If you’re a manager, invest in getting better. Learn how to coach yourself. Don’t outsource it to someone else. If you want engaged workers, be an engaged manager. Don’t rely on sending your employees to a one day motivation seminar; they will come back all charged up, then become discouraged when they see the gap between your words and behavior. The best book I’ve ever read on coaching is “Coaching for improved Work Performance” by Ferdinand Fourneis. Another short, quick read is “The One Minute Manager” by Ken Blanchard. They are classics for a reason.
Look at the old stuff from behaviorists. Get good at recognizing and acknowledging good work. Toastmasters is a great place to practice and see how powerful this can be. Schedule regular face-to-face meetings with your staff. If you’re a virtual manager, schedule regular phone calls. Get to know your people.
If you are responsible for hiring, training, or selecting management candidates, make sure they can understand and apply fundamental concepts. Use behavior based questions when interviewing managers.
C-Suite residents, manage your managers. Model good management and don’t hide out on executive row. In my experience, 90% of the managers I’ve known had the Planning, Organizing, and Controlling elements covered. The “leading” or coaching piece, the piece where they spend “quality” time with their direct reports, was something for which managers rarely make the time.
One of the nicest and smartest bosses I ever work for, didn’t have time to have coffee with me once a week. I was his only sales person. He needed me to be able to make his numbers. When he did spend time with me, I felt more energized and motivated to make things happen. I needed time with him. I needed to be observed, to feel seen. When I asked if we could schedule a 30 minute coffee time once a week, he asked me “Why? What do we need to talk about?” Because he didn’t spend time with me, I started looking for other opportunities. If you’re not spending time with your employees, then you’re not getting the full benefit of the multiplier effect.
So remember, pay attention, first to yourself. Ask for feedback from your staff. Do they feel they get enough time with you? Talk to your peers. Find the manager with the best reputation within your company, go out for coffee, and find out what she or he does to pay attention. Talk to your HR Business Partner. Discover what resources are available to help you step up your game. Buy (and READ) some books on the leadership element of management. Don’t be afraid to take a class. Believe it or not, academics actually have some good things to say on the subject. That’s why managers subscribe to the Harvard Business Review.
Then, begin to pay attention. Get out from behind your desk and walk around. Leave your ego in your office. Go “visit” your employees. Be prepared. They will wonder what they’ve done wrong. And, that should tell you more than anything I’ve written here. Talk to them. Listen to them. Ask them questions. Find out what they think. DON’T argue or disagree or debate. After all, your ego is in your office, right? Just listen and observe. Don’t judge. Do this for a week, then look at your metrics (which most managers track) and notice the changes. You know, there’s actually a term for this: “Management by Walking Around.” Remember?

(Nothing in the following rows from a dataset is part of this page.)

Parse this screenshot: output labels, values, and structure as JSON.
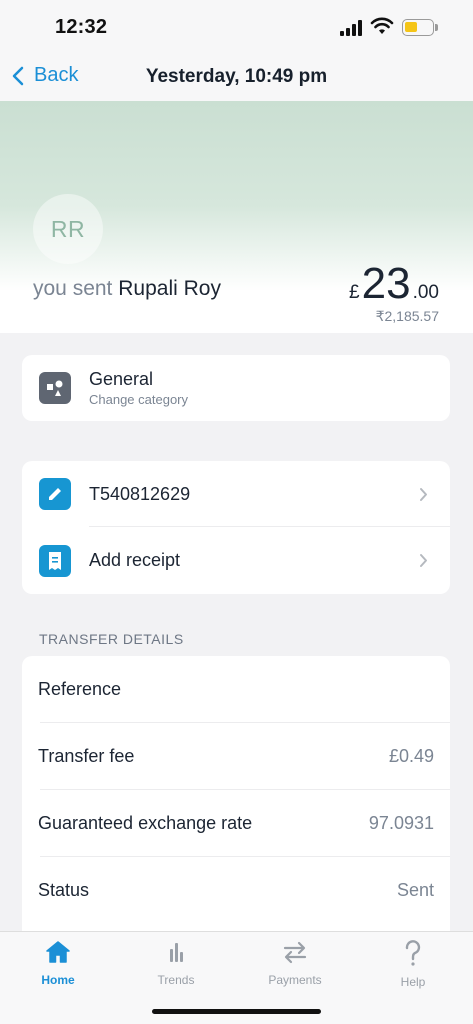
{
  "status_bar": {
    "time": "12:32"
  },
  "nav": {
    "back_label": "Back",
    "title": "Yesterday, 10:49 pm"
  },
  "hero": {
    "avatar_initials": "RR",
    "sent_prefix": "you sent",
    "recipient": "Rupali Roy",
    "currency_symbol": "£",
    "amount_main": "23",
    "amount_decimal": ".00",
    "local_amount": "₹2,185.57"
  },
  "category": {
    "title": "General",
    "subtitle": "Change category",
    "icon": "category-icon"
  },
  "actions": [
    {
      "label": "T540812629",
      "icon": "pencil-icon"
    },
    {
      "label": "Add receipt",
      "icon": "receipt-icon"
    }
  ],
  "transfer_details": {
    "section_title": "TRANSFER DETAILS",
    "rows": [
      {
        "label": "Reference",
        "value": ""
      },
      {
        "label": "Transfer fee",
        "value": "£0.49"
      },
      {
        "label": "Guaranteed exchange rate",
        "value": "97.0931"
      },
      {
        "label": "Status",
        "value": "Sent"
      }
    ]
  },
  "tabs": [
    {
      "label": "Home",
      "icon": "home-icon",
      "active": true
    },
    {
      "label": "Trends",
      "icon": "bar-chart-icon",
      "active": false
    },
    {
      "label": "Payments",
      "icon": "transfer-arrows-icon",
      "active": false
    },
    {
      "label": "Help",
      "icon": "question-icon",
      "active": false
    }
  ],
  "colors": {
    "accent": "#1b8fd6",
    "hero_green": "#cadfd2",
    "category_icon_bg": "#5f6672",
    "action_icon_bg": "#1796d2",
    "battery": "#f5c518"
  }
}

Once your employees feel comfortable talking to you, once they know that offering their opinion won’t get them in trouble (and the kind of manager who would do that stopped reading this article in the first few paragraphs), then ask more probing questions and challenge their thinking. The goal is NOT to prove them wrong, but to help them think better. Remember your critical thinking class? We all need to challenge our assumptions and get better at thinking and problem solving.

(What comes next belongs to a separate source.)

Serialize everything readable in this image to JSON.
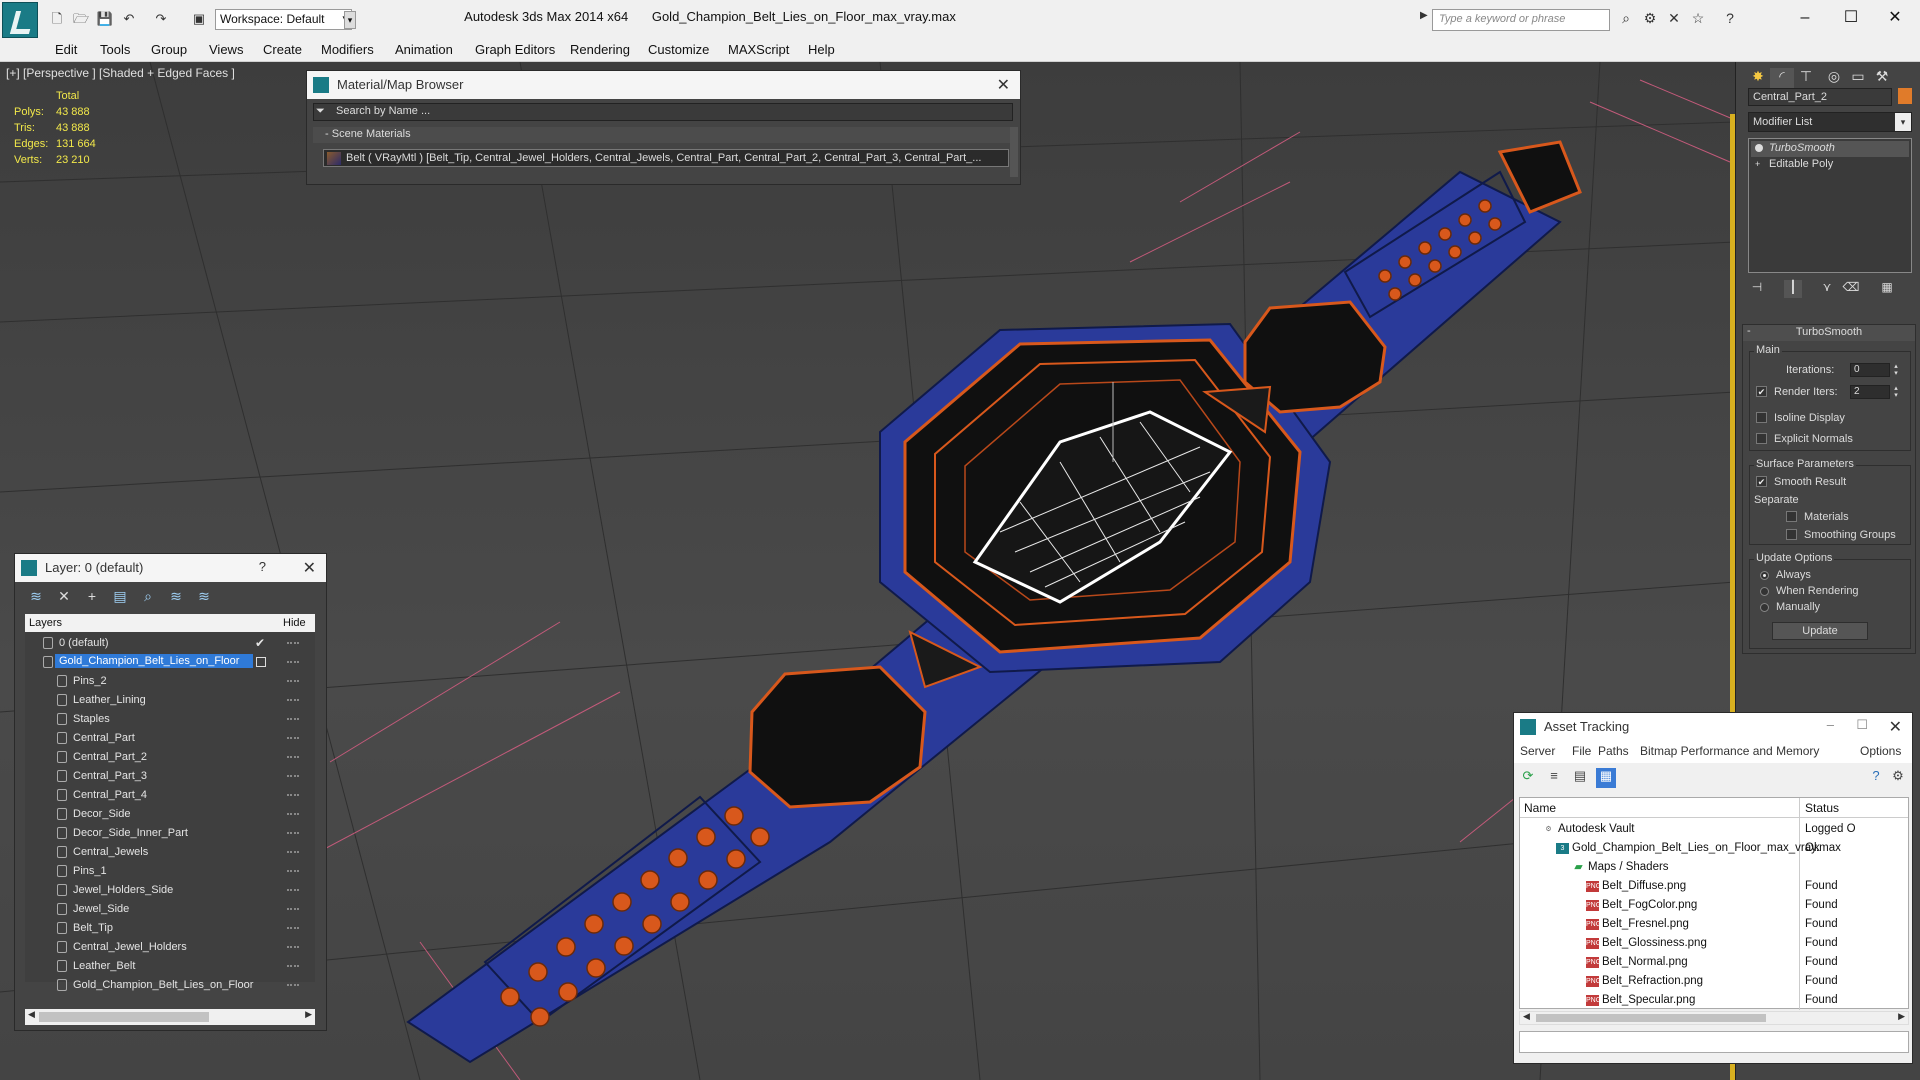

I contend that if you do this for 4 weeks, you will change. Your team will change. You will see things differently and see opportunities to have greater impact on your organization. I invite you to post your findings and comments to this blog. Let’s discover how you can unleash the power in yourself and the power in your people.